* _DATA IN THIS EXERCISE_
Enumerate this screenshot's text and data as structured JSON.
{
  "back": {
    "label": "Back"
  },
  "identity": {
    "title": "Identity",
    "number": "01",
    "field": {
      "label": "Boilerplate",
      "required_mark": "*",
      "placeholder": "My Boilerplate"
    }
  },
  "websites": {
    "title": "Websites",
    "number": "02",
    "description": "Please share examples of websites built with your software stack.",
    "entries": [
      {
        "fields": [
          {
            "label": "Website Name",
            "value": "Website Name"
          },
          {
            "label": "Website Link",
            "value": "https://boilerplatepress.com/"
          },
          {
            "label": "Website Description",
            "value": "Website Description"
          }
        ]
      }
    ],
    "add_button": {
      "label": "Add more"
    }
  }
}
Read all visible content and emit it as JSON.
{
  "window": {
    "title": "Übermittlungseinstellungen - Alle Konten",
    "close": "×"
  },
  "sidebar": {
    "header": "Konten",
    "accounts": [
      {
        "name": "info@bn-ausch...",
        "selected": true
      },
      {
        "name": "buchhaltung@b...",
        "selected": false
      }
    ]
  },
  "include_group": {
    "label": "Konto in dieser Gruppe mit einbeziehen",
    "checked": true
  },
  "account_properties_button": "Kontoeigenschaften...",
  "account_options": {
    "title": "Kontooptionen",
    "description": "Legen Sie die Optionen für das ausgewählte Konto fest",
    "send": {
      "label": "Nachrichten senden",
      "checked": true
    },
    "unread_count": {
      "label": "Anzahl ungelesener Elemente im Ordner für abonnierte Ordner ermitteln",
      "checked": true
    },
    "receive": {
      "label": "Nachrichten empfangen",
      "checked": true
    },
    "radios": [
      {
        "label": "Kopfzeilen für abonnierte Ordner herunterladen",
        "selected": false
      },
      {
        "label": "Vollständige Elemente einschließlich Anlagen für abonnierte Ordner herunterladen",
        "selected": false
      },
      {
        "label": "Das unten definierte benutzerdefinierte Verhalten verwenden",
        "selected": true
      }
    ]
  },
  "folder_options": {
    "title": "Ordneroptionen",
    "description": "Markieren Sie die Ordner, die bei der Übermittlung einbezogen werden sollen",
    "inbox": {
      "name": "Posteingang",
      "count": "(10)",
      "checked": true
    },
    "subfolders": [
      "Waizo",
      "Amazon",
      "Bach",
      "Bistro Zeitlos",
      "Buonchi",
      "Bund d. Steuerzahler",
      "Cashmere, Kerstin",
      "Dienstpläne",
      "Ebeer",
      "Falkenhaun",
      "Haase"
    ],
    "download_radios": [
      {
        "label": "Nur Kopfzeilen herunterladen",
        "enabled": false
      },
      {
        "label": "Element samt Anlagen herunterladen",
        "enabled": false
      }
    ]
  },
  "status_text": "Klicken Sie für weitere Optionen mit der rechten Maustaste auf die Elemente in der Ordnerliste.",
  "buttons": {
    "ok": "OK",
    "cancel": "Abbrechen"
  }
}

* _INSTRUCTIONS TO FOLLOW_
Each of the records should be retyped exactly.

* _SOLUTION_
Enumerate this screenshot's text and data as structured JSON.
{
  "back": {
    "label": "Back"
  },
  "identity": {
    "title": "Identity",
    "number": "01",
    "field": {
      "label": "Boilerplate",
      "required_mark": "*",
      "placeholder": "My Boilerplate"
    }
  },
  "websites": {
    "title": "Websites",
    "number": "02",
    "description": "Please share examples of websites built with your software stack.",
    "entries": [
      {
        "fields": [
          {
            "label": "Website Name",
            "value": "Website Name"
          },
          {
            "label": "Website Link",
            "value": "https://boilerplatepress.com/"
          },
          {
            "label": "Website Description",
            "value": "Website Description"
          }
        ]
      }
    ],
    "add_button": {
      "label": "Add more"
    }
  }
}
Read all visible content and emit it as JSON.
{
  "window": {
    "title": "Übermittlungseinstellungen - Alle Konten",
    "close": "×"
  },
  "sidebar": {
    "header": "Konten",
    "accounts": [
      {
        "name": "info@bn-ausch...",
        "selected": true
      },
      {
        "name": "buchhaltung@b...",
        "selected": false
      }
    ]
  },
  "include_group": {
    "label": "Konto in dieser Gruppe mit einbeziehen",
    "checked": true
  },
  "account_properties_button": "Kontoeigenschaften...",
  "account_options": {
    "title": "Kontooptionen",
    "description": "Legen Sie die Optionen für das ausgewählte Konto fest",
    "send": {
      "label": "Nachrichten senden",
      "checked": true
    },
    "unread_count": {
      "label": "Anzahl ungelesener Elemente im Ordner für abonnierte Ordner ermitteln",
      "checked": true
    },
    "receive": {
      "label": "Nachrichten empfangen",
      "checked": true
    },
    "radios": [
      {
        "label": "Kopfzeilen für abonnierte Ordner herunterladen",
        "selected": false
      },
      {
        "label": "Vollständige Elemente einschließlich Anlagen für abonnierte Ordner herunterladen",
        "selected": false
      },
      {
        "label": "Das unten definierte benutzerdefinierte Verhalten verwenden",
        "selected": true
      }
    ]
  },
  "folder_options": {
    "title": "Ordneroptionen",
    "description": "Markieren Sie die Ordner, die bei der Übermittlung einbezogen werden sollen",
    "inbox": {
      "name": "Posteingang",
      "count": "(10)",
      "checked": true
    },
    "subfolders": [
      "Waizo",
      "Amazon",
      "Bach",
      "Bistro Zeitlos",
      "Buonchi",
      "Bund d. Steuerzahler",
      "Cashmere, Kerstin",
      "Dienstpläne",
      "Ebeer",
      "Falkenhaun",
      "Haase"
    ],
    "download_radios": [
      {
        "label": "Nur Kopfzeilen herunterladen",
        "enabled": false
      },
      {
        "label": "Element samt Anlagen herunterladen",
        "enabled": false
      }
    ]
  },
  "status_text": "Klicken Sie für weitere Optionen mit der rechten Maustaste auf die Elemente in der Ordnerliste.",
  "buttons": {
    "ok": "OK",
    "cancel": "Abbrechen"
  }
}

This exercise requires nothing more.